═════ Records for this task

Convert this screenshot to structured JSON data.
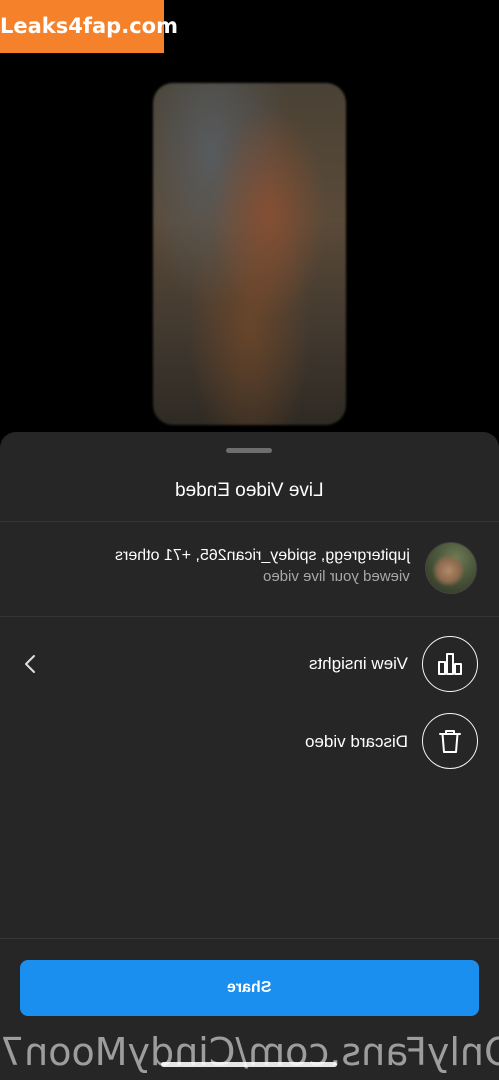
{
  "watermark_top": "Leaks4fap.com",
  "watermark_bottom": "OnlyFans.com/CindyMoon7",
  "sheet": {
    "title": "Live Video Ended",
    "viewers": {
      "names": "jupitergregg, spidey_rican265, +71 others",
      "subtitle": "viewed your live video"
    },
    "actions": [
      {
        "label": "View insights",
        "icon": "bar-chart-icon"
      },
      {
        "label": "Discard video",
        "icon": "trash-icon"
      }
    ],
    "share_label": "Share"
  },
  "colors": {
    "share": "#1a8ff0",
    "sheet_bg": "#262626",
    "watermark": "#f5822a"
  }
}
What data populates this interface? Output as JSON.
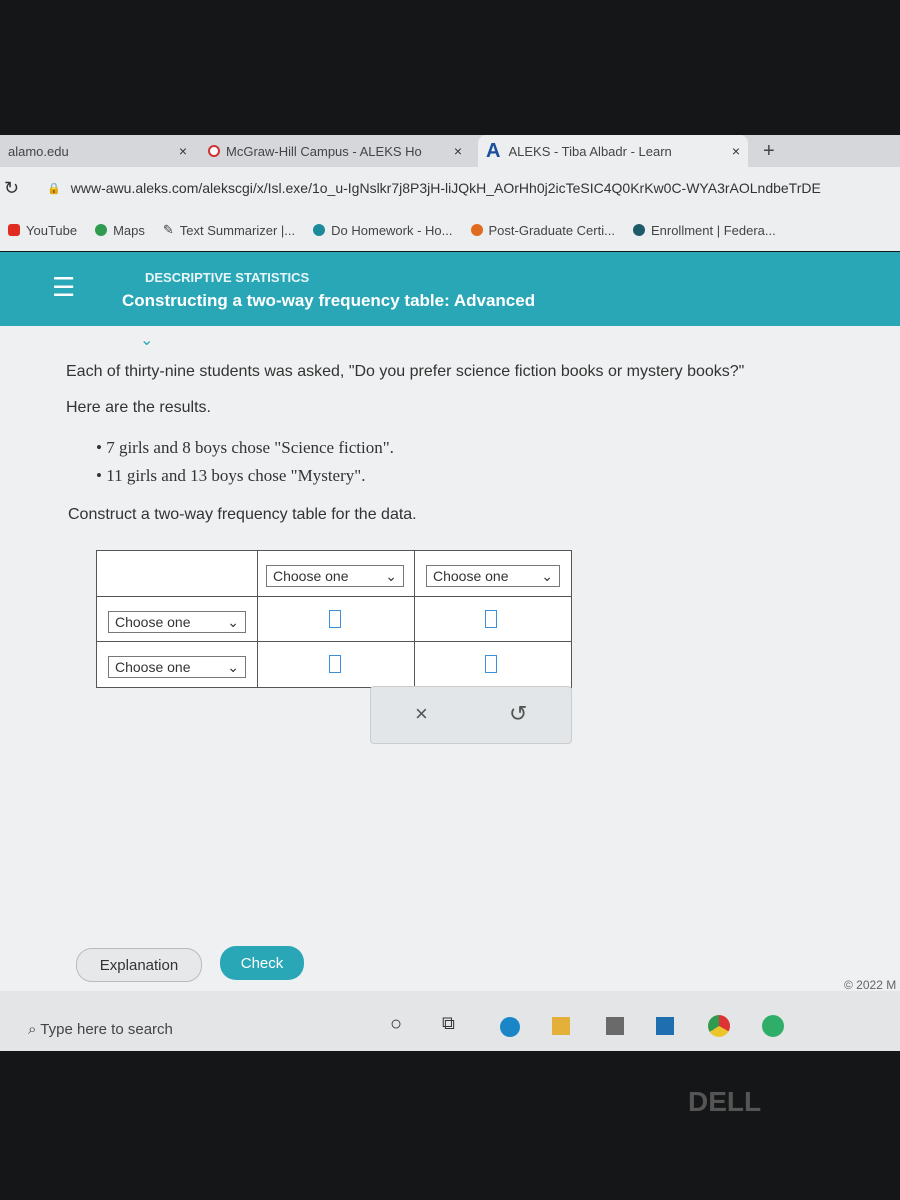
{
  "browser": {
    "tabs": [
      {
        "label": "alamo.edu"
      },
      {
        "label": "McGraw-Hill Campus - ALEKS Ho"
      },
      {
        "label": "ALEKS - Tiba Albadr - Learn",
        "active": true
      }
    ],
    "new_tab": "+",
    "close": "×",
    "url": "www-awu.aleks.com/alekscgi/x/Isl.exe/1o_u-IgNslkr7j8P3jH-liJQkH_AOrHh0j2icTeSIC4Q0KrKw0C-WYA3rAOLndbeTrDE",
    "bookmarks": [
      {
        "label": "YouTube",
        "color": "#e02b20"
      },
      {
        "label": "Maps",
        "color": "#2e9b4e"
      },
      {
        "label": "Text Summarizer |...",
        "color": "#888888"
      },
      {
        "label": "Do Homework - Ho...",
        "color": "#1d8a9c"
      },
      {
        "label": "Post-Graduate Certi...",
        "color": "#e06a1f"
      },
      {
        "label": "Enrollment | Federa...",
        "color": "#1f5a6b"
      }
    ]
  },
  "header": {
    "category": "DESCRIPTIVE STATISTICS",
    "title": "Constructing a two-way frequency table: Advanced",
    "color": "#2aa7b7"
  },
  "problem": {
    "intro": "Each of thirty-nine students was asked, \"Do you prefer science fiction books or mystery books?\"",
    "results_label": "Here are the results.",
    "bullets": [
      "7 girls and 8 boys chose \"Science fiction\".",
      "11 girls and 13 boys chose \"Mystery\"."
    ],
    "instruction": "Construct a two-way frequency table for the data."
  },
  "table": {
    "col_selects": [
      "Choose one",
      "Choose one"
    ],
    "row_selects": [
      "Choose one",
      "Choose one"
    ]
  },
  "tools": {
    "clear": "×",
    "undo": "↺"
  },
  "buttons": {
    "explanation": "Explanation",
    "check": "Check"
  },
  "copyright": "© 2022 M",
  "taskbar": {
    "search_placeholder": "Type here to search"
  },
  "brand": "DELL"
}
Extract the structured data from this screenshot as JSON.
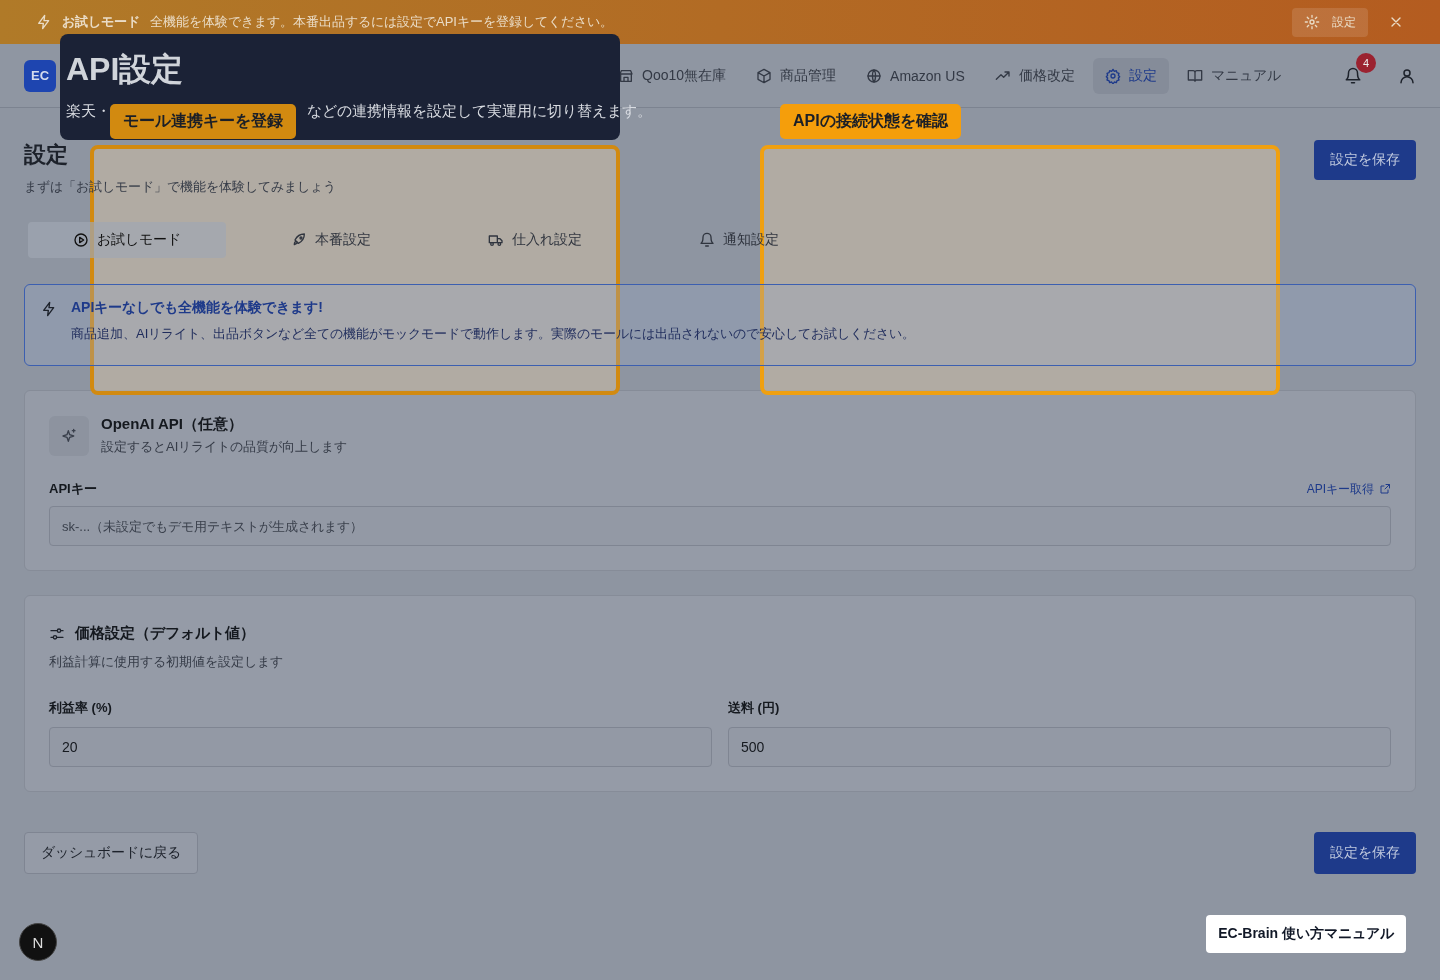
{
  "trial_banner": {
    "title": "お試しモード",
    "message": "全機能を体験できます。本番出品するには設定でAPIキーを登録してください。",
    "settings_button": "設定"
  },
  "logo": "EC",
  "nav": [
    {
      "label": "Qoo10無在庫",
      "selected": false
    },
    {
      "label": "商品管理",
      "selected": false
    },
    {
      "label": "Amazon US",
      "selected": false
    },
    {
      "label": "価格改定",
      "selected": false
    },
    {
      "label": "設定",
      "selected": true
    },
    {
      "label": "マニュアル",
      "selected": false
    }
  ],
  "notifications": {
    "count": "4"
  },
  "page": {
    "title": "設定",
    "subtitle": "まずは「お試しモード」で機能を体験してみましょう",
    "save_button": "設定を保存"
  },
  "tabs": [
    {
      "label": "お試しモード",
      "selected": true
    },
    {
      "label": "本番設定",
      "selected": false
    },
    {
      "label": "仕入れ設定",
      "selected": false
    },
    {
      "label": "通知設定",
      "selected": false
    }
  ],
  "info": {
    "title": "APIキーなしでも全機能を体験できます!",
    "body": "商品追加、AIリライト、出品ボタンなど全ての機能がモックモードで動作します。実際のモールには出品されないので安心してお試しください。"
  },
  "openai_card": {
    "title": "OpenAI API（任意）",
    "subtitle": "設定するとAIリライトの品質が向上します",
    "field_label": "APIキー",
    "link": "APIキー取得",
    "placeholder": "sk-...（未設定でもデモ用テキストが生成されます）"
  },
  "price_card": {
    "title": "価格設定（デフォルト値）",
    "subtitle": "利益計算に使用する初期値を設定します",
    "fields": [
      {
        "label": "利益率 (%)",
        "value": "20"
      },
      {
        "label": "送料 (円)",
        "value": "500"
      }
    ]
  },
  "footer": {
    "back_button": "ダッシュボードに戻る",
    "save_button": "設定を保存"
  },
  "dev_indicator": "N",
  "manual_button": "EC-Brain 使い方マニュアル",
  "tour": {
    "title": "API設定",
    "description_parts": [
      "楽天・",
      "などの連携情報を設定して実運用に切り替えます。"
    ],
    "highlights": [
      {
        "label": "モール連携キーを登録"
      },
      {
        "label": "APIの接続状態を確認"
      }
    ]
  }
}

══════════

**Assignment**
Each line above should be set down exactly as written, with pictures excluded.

**Exercise output**
Convert this screenshot to structured JSON data.
{
  "watermark_top": "Leaks4fap.com",
  "watermark_bottom": "OnlyFans.com/CindyMoon7",
  "sheet": {
    "title": "Live Video Ended",
    "viewers": {
      "names": "jupitergregg, spidey_rican265, +71 others",
      "subtitle": "viewed your live video"
    },
    "actions": [
      {
        "label": "View insights",
        "icon": "bar-chart-icon"
      },
      {
        "label": "Discard video",
        "icon": "trash-icon"
      }
    ],
    "share_label": "Share"
  },
  "colors": {
    "share": "#1a8ff0",
    "sheet_bg": "#262626",
    "watermark": "#f5822a"
  }
}
What data populates this interface? Output as JSON.
{
  "browser": {
    "tabs": [
      {
        "label": "alamo.edu"
      },
      {
        "label": "McGraw-Hill Campus - ALEKS Ho"
      },
      {
        "label": "ALEKS - Tiba Albadr - Learn",
        "active": true
      }
    ],
    "new_tab": "+",
    "close": "×",
    "url": "www-awu.aleks.com/alekscgi/x/Isl.exe/1o_u-IgNslkr7j8P3jH-liJQkH_AOrHh0j2icTeSIC4Q0KrKw0C-WYA3rAOLndbeTrDE",
    "bookmarks": [
      {
        "label": "YouTube",
        "color": "#e02b20"
      },
      {
        "label": "Maps",
        "color": "#2e9b4e"
      },
      {
        "label": "Text Summarizer |...",
        "color": "#888888"
      },
      {
        "label": "Do Homework - Ho...",
        "color": "#1d8a9c"
      },
      {
        "label": "Post-Graduate Certi...",
        "color": "#e06a1f"
      },
      {
        "label": "Enrollment | Federa...",
        "color": "#1f5a6b"
      }
    ]
  },
  "header": {
    "category": "DESCRIPTIVE STATISTICS",
    "title": "Constructing a two-way frequency table: Advanced",
    "color": "#2aa7b7"
  },
  "problem": {
    "intro": "Each of thirty-nine students was asked, \"Do you prefer science fiction books or mystery books?\"",
    "results_label": "Here are the results.",
    "bullets": [
      "7 girls and 8 boys chose \"Science fiction\".",
      "11 girls and 13 boys chose \"Mystery\"."
    ],
    "instruction": "Construct a two-way frequency table for the data."
  },
  "table": {
    "col_selects": [
      "Choose one",
      "Choose one"
    ],
    "row_selects": [
      "Choose one",
      "Choose one"
    ]
  },
  "tools": {
    "clear": "×",
    "undo": "↺"
  },
  "buttons": {
    "explanation": "Explanation",
    "check": "Check"
  },
  "copyright": "© 2022 M",
  "taskbar": {
    "search_placeholder": "Type here to search"
  },
  "brand": "DELL"
}
Extract the structured data from this screenshot as JSON.
{
  "trial_banner": {
    "title": "お試しモード",
    "message": "全機能を体験できます。本番出品するには設定でAPIキーを登録してください。",
    "settings_button": "設定"
  },
  "logo": "EC",
  "nav": [
    {
      "label": "Qoo10無在庫",
      "selected": false
    },
    {
      "label": "商品管理",
      "selected": false
    },
    {
      "label": "Amazon US",
      "selected": false
    },
    {
      "label": "価格改定",
      "selected": false
    },
    {
      "label": "設定",
      "selected": true
    },
    {
      "label": "マニュアル",
      "selected": false
    }
  ],
  "notifications": {
    "count": "4"
  },
  "page": {
    "title": "設定",
    "subtitle": "まずは「お試しモード」で機能を体験してみましょう",
    "save_button": "設定を保存"
  },
  "tabs": [
    {
      "label": "お試しモード",
      "selected": true
    },
    {
      "label": "本番設定",
      "selected": false
    },
    {
      "label": "仕入れ設定",
      "selected": false
    },
    {
      "label": "通知設定",
      "selected": false
    }
  ],
  "info": {
    "title": "APIキーなしでも全機能を体験できます!",
    "body": "商品追加、AIリライト、出品ボタンなど全ての機能がモックモードで動作します。実際のモールには出品されないので安心してお試しください。"
  },
  "openai_card": {
    "title": "OpenAI API（任意）",
    "subtitle": "設定するとAIリライトの品質が向上します",
    "field_label": "APIキー",
    "link": "APIキー取得",
    "placeholder": "sk-...（未設定でもデモ用テキストが生成されます）"
  },
  "price_card": {
    "title": "価格設定（デフォルト値）",
    "subtitle": "利益計算に使用する初期値を設定します",
    "fields": [
      {
        "label": "利益率 (%)",
        "value": "20"
      },
      {
        "label": "送料 (円)",
        "value": "500"
      }
    ]
  },
  "footer": {
    "back_button": "ダッシュボードに戻る",
    "save_button": "設定を保存"
  },
  "dev_indicator": "N",
  "manual_button": "EC-Brain 使い方マニュアル",
  "tour": {
    "title": "API設定",
    "description_parts": [
      "楽天・",
      "などの連携情報を設定して実運用に切り替えます。"
    ],
    "highlights": [
      {
        "label": "モール連携キーを登録"
      },
      {
        "label": "APIの接続状態を確認"
      }
    ]
  }
}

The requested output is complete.